(Page and application data records)

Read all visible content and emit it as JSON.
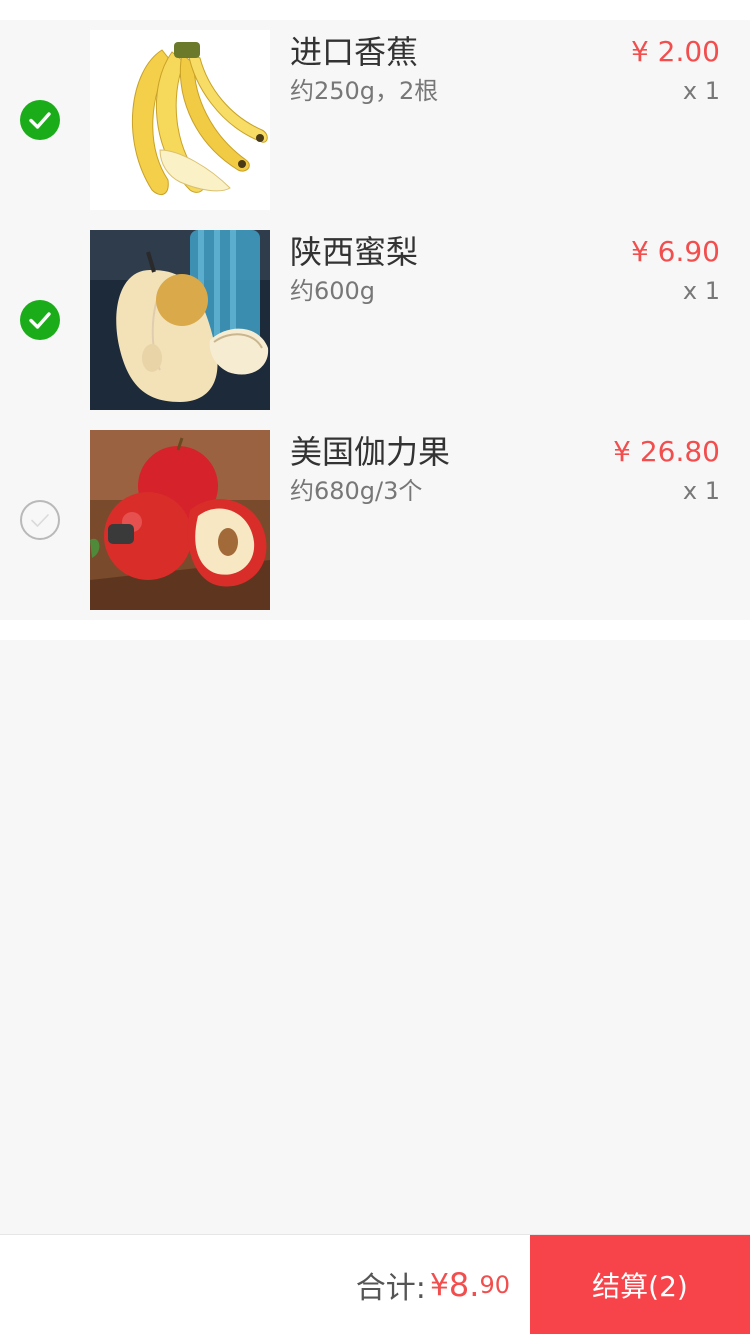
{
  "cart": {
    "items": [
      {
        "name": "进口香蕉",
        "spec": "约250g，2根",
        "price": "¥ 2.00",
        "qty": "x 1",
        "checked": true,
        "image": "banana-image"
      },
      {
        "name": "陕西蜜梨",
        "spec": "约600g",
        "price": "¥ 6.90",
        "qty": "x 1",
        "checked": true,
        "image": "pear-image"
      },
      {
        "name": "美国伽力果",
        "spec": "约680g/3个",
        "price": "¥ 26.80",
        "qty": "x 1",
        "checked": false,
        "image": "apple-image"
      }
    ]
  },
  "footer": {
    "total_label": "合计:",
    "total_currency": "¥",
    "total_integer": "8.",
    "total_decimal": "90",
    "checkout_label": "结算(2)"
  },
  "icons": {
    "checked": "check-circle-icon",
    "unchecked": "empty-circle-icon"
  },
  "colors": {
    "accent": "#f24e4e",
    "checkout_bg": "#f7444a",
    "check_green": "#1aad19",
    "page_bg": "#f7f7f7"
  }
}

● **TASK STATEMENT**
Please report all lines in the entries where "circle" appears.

● **RESULT OF THE EXERCISE**
    "checked": "check-circle-icon",
    "unchecked": "empty-circle-icon"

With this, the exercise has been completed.